Data extracted from a collection
Content starts

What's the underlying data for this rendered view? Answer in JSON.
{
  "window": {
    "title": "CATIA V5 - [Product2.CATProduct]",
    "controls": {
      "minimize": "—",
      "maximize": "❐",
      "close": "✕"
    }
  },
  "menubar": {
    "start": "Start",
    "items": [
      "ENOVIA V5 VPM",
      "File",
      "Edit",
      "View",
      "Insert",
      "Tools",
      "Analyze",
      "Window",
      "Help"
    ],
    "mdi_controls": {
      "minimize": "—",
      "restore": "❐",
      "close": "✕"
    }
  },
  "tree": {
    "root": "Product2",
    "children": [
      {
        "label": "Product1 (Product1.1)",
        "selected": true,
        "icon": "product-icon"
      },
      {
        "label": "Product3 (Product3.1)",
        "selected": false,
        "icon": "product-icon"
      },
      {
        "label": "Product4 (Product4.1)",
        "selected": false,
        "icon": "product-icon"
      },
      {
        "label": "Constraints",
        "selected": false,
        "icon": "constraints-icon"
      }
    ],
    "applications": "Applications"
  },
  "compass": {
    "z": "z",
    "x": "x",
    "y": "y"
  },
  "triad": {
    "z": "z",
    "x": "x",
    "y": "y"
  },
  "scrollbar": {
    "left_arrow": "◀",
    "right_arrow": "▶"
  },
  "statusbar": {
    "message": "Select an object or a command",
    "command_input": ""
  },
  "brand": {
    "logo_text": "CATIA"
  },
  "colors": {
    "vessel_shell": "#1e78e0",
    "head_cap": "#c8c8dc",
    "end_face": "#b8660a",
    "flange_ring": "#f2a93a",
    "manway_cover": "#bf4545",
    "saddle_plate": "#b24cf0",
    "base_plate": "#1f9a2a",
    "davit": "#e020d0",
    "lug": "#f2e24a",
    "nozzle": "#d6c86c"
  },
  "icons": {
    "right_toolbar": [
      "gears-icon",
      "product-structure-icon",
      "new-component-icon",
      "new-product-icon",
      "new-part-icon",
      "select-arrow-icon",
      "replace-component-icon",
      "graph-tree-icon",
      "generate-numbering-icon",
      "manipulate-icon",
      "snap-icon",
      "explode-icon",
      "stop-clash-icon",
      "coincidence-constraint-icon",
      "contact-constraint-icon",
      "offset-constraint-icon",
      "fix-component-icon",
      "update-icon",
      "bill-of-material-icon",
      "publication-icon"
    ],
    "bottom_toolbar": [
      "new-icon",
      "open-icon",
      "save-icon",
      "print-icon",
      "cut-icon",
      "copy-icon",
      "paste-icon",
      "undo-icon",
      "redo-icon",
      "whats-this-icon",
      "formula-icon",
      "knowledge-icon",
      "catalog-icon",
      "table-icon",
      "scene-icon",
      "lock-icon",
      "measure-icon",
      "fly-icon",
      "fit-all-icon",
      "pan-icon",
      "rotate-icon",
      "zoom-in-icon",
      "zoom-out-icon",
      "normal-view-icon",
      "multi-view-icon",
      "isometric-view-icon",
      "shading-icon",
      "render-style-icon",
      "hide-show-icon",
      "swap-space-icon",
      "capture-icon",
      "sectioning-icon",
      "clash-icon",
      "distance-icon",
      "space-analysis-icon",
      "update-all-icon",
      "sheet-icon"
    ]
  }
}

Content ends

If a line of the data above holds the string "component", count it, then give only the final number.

* _EXERCISE RESULT_: 3